First let me state that I think Mr. Matheson is a very great writer. I read several of his short stories and they are quite scary and creepy. I can see how he inspired Stephen King with these works. Matheson wrote several episodes for The Twilight Zone, which include one of my favorites, "Nightmare at 20,000 feet".
Yes, a young William Shatner
Several of his books have been adapted to film. One that completely shocked me, considering he is a horror/sci fi author is his adapted film "Somewhere in Time". I couldn't believe it when I read it. I love that film and think it is one of the most beautiful love films. That's a book and film review for a different day.
Second, I was disappointed with this novel. Not that he didn't tell a good story, and yes, I am probably too attached to the film, but I didn't find it scary in the least. There were some great ideas, but I couldn't emotionally attach myself to the character or story. The dog scenes and Ruth scenes were the best parts, but too short and depressing. There were many differences between the book and the last adapted film by the same title starring Will Smith. There were two other films as well: "The Last Man on Earth" with Vincent Price and "The Omega Man". I have those on my queue to watch so I can't compare those yet.
In the story those infected with the bacteria become vampires. They can be killed by stakes or thrown in to the fire pit. In the film they are more feral creatures with limited intelligence but supernatural strength. They are infected by a virus that was originally used to cure cancer. They seem to change body structure whereas in the book they still look human and the women try to lure Neville out by showing him their naked bodies.

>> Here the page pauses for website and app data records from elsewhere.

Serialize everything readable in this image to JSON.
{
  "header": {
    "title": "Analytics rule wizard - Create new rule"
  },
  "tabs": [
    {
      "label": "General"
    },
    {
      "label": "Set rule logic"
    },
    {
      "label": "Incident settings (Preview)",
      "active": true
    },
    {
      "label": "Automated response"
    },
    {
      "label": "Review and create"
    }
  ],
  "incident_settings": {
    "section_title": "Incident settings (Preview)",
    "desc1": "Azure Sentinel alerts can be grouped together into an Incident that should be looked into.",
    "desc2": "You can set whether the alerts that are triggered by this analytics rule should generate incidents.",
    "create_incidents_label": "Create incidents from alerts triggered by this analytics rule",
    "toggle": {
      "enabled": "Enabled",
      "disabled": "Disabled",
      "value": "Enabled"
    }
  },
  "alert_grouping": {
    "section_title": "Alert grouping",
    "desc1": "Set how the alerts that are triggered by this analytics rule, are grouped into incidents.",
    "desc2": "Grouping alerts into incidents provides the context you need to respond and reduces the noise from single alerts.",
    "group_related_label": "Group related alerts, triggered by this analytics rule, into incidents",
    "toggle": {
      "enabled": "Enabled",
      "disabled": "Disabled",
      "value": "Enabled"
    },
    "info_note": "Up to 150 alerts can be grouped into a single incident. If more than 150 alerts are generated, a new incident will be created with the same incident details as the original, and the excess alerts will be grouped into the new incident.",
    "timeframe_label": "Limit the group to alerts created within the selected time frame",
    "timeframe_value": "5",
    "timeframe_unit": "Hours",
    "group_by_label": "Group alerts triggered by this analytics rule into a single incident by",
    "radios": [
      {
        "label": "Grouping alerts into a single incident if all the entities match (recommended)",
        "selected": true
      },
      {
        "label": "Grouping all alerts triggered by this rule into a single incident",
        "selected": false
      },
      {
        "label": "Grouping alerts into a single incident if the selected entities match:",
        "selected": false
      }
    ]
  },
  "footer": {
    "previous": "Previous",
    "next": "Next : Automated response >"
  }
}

I think seeing Neville struggle alone for years visually had more of an impression on me than reading about it. I think Smith did a fantastic job showing how he had tried to make a life for himself, coping and dealing. When things get too close and the creatures/vampires know that he exists and actively start hunting him down. when they move the mannequins to the library (or whatever building it was), you seem him start to unravel. I think Smith portrayed the emotions of Robert Neville story wise extremely well. That scene in the film scared me to death and was very well done cinematically. What a turning point!
I realize that Neville was ahead of his time in writing this book (1954) so I do commend him for writing such a great story. It's just not a favorite of mine. Honestly I think I just need to reread it and not watch the Smith version until I have done so.
I will say the one thing that I did appreciate in Matheson's story was how he incorporated the title. In the end, a new society of vampires who can live in the day light have taken over and capture Neville. He realizes that he is now what they were too him: scary, foreign and terrifying. Vampires once legend are now the norm and the last man of the human race is now legend. His last line is simply that, "I am legend."
I guess I have never thought about being a lone survivor of the human race being hunted down by monsters. That would be horrible and depressing and any sign of life would be welcome. I will save more for the discussion.
Just to give you an idea of the time and setting, it takes place in South Los Angeles near Compton and Inglewood between 1975 and 1979. Of course Matheson had no idea what LA would look like at the time since he wrote this in the 50s, so here is a glimpse back in time. Either way, I can hardly imagine my city being completely desolate with tumbleweeds occasionally blowing down the former busy streets, not a soul to be seen but knowing they are there waiting for nightfall to come out. That would be equal parts terrifying and lonely.